### Exercise objective
What lines below mention the word "JSON"? Copy each one.

### Dataset records

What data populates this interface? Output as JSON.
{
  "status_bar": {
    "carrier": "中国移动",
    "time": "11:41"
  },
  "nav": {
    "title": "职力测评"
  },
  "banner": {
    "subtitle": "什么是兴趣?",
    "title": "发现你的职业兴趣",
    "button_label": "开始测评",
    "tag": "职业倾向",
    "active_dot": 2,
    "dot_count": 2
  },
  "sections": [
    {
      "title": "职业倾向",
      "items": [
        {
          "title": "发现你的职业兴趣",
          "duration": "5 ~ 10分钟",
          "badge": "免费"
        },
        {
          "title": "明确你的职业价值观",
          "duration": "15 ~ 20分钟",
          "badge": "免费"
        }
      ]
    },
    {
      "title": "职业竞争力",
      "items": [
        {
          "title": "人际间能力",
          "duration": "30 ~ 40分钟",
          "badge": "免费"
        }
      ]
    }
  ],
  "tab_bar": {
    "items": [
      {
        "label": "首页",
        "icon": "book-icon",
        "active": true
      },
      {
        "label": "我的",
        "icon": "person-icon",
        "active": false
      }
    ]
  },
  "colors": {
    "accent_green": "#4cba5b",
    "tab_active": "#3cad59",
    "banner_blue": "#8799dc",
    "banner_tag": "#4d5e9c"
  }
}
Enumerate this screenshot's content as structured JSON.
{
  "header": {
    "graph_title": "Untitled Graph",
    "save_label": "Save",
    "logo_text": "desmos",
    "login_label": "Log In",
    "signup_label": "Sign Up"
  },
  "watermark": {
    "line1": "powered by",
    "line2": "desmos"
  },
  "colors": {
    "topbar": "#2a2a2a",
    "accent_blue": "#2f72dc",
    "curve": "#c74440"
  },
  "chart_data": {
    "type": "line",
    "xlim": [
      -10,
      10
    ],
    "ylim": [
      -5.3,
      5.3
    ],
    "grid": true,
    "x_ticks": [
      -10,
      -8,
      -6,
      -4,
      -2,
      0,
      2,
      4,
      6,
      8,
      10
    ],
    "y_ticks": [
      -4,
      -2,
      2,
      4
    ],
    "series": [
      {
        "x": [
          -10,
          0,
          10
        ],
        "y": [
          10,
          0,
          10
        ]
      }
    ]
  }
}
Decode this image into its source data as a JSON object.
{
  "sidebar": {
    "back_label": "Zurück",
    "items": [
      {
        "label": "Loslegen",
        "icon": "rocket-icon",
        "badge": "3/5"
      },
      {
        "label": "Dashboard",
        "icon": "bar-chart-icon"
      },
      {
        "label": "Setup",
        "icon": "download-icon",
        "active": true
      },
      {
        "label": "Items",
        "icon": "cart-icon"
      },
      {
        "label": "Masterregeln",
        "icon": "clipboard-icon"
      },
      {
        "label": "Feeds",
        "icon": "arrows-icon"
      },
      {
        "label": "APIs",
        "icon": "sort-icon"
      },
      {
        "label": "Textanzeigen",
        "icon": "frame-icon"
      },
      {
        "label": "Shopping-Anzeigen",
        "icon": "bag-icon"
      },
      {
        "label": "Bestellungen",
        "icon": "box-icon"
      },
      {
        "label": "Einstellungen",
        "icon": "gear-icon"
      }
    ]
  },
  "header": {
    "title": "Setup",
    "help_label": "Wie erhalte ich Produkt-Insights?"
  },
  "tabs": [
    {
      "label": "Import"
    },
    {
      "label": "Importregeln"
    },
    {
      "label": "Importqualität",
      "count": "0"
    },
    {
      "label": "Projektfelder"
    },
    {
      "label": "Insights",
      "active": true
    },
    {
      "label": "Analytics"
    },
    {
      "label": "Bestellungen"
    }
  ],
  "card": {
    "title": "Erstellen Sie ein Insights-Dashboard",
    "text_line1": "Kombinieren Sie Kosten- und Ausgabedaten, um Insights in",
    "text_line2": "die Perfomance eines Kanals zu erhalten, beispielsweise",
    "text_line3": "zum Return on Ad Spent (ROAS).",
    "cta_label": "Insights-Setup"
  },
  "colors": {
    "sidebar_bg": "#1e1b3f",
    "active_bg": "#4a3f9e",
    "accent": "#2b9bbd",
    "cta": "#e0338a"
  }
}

### Written response
What data populates this interface? Output as JSON.
Enumerate this screenshot's content as structured JSON.
Decode this image into its source data as a JSON object.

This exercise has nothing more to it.